“Klexber’s short film movingly combines the world of imagination and reality,” wrote the film prize judges. “He manages in a few minutes to create a unique world, rarely seen in Israeli cinema. With sensitivity and imagination, the director depicts a specific memory of his, but the theme and approach are universal. This is a personal story related to the Israeli experience of immigration and affinity to the place. The simple name given to the film is in fact the basis for a host of memories, ambitions and dreams.
“The prize is awarded to the film in order to encourage the director to continue exploring this world.”
According to his bio, Klexber “created his first stop-motion short, Junkyard Episodes, while attending high school and also started making live action YouTube videos with his friends that became popular in Israel.” During his army service, in his free time, he “continued making YouTube videos and animation shorts, including the short film The Paintbrush (2010), that combined live action and stop motion.” And, he “composed original music on all his videos and short films.”
Celebrate Jerusalem also features, appropriately, a film that casts the city as one of its main characters, The Wonders.
“For me, Jerusalem was a great city for film noir, for something that explored the darkest side of the human experience while trying to reach for the higher element of the human experience,” said Nesher in an interview at London, England’s 2014 Seret film festival, where The Wonders screened.
The Wonders ponders the secular – via graffiti artist and bartender Arnav – and the (un)holy – Rabbi Shmaya Knafo, the leader of a cult-like group, who is kidnapped. Among the other characters are “a hard-boiled investigator,” “a gorgeous mystery woman” and Arnav’s former girlfriend.

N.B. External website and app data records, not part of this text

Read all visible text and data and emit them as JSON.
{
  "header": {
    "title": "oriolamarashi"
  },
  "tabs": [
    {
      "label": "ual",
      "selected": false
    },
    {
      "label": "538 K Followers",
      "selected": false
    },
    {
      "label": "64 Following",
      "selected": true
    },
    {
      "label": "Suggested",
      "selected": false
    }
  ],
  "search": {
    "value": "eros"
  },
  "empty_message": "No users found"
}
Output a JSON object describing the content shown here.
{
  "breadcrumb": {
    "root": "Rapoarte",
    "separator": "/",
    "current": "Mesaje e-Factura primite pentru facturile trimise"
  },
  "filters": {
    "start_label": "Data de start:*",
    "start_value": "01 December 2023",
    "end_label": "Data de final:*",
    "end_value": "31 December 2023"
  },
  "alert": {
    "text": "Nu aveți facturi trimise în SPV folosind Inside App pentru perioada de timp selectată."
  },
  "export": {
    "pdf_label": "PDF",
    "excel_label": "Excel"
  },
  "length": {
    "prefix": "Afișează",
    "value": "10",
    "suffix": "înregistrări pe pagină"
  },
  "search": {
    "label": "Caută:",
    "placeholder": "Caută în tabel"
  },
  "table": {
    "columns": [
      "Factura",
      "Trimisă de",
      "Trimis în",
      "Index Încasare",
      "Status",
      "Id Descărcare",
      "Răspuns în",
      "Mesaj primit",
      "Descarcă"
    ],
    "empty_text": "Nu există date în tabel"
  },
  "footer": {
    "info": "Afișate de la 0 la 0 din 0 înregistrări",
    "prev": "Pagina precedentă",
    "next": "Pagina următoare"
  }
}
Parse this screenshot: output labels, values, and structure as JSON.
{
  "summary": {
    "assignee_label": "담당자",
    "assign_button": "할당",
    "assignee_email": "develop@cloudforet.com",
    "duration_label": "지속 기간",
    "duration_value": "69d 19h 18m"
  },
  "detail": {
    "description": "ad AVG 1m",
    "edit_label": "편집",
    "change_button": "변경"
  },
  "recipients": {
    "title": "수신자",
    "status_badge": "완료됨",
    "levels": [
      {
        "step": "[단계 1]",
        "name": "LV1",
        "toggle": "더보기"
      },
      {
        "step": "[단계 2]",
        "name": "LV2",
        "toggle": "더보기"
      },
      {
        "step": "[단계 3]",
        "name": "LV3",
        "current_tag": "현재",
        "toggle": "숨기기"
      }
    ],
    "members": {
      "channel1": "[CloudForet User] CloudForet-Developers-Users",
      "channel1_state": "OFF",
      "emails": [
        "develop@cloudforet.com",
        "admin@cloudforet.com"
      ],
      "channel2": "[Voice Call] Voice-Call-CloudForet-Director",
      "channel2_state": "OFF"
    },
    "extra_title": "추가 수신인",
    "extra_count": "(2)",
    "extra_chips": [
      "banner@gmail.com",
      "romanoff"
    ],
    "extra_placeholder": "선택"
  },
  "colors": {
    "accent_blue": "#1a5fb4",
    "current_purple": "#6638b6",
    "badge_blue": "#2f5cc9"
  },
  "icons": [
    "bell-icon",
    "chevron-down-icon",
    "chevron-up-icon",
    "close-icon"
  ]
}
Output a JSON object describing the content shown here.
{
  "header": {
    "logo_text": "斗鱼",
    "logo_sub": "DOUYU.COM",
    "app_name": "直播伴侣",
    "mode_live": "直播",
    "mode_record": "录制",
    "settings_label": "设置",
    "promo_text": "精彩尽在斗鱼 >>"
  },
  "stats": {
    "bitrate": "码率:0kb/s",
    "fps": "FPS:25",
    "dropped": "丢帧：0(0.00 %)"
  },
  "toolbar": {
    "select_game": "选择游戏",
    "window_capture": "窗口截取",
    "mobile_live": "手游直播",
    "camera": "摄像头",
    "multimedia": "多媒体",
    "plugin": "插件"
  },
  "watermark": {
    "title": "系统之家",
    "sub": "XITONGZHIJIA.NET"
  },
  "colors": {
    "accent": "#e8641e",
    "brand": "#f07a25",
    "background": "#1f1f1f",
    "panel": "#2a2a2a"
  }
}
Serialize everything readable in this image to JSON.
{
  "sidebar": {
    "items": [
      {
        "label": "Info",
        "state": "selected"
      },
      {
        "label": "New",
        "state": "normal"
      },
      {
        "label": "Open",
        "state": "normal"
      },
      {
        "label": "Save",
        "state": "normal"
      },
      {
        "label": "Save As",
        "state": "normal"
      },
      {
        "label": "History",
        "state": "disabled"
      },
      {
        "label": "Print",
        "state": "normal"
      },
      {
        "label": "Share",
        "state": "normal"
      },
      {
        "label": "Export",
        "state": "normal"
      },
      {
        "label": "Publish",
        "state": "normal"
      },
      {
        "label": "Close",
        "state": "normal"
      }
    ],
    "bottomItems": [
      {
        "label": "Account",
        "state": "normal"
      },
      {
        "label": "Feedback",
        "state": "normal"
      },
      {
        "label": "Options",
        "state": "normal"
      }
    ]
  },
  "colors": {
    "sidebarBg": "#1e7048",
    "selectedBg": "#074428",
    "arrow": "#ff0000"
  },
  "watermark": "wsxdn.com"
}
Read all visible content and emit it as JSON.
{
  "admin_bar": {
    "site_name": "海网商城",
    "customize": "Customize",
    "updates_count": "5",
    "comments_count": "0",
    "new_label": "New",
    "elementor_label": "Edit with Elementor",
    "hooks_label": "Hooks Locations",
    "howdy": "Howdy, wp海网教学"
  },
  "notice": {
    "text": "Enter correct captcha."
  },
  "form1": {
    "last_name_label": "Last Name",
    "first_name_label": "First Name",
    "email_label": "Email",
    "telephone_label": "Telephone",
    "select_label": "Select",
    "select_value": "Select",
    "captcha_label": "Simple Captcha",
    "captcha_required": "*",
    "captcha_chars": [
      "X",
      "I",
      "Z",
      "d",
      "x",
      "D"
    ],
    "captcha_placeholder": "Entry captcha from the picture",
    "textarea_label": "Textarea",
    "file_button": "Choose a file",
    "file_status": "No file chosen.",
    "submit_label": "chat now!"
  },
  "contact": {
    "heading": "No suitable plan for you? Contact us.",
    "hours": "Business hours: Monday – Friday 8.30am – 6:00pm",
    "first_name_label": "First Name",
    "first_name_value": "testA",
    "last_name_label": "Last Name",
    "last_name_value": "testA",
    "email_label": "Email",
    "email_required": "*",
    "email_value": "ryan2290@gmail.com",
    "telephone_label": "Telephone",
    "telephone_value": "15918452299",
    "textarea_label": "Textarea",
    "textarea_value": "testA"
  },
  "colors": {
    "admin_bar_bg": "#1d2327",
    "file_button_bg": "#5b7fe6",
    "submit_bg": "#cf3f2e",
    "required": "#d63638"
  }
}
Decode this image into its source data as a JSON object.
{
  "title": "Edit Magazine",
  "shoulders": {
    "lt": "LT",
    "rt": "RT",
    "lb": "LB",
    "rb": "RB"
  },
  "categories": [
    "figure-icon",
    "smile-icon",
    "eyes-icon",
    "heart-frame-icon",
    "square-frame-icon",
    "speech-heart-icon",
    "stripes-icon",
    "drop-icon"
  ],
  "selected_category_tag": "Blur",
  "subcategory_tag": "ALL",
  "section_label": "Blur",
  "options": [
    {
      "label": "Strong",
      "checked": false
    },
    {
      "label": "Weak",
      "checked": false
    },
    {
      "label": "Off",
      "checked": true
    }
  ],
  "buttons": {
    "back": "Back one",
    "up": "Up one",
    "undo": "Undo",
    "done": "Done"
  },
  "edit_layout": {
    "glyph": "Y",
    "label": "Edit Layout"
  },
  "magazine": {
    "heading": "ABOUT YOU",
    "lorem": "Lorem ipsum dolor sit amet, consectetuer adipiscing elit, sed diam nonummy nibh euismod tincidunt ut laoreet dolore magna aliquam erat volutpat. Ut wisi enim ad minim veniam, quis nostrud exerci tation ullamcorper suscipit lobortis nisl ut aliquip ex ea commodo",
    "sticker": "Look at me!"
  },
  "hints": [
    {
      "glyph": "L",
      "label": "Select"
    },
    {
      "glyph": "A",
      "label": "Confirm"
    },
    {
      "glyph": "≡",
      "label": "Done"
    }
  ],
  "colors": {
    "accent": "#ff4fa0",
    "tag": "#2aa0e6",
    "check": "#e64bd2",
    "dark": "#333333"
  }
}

Animation helps bring to life Arnav’s active imagination and the film blurs the lines between fact and fiction.
Celebrate Jerusalem is a free event. To register, visit vjff.org/events/event/the-wonders.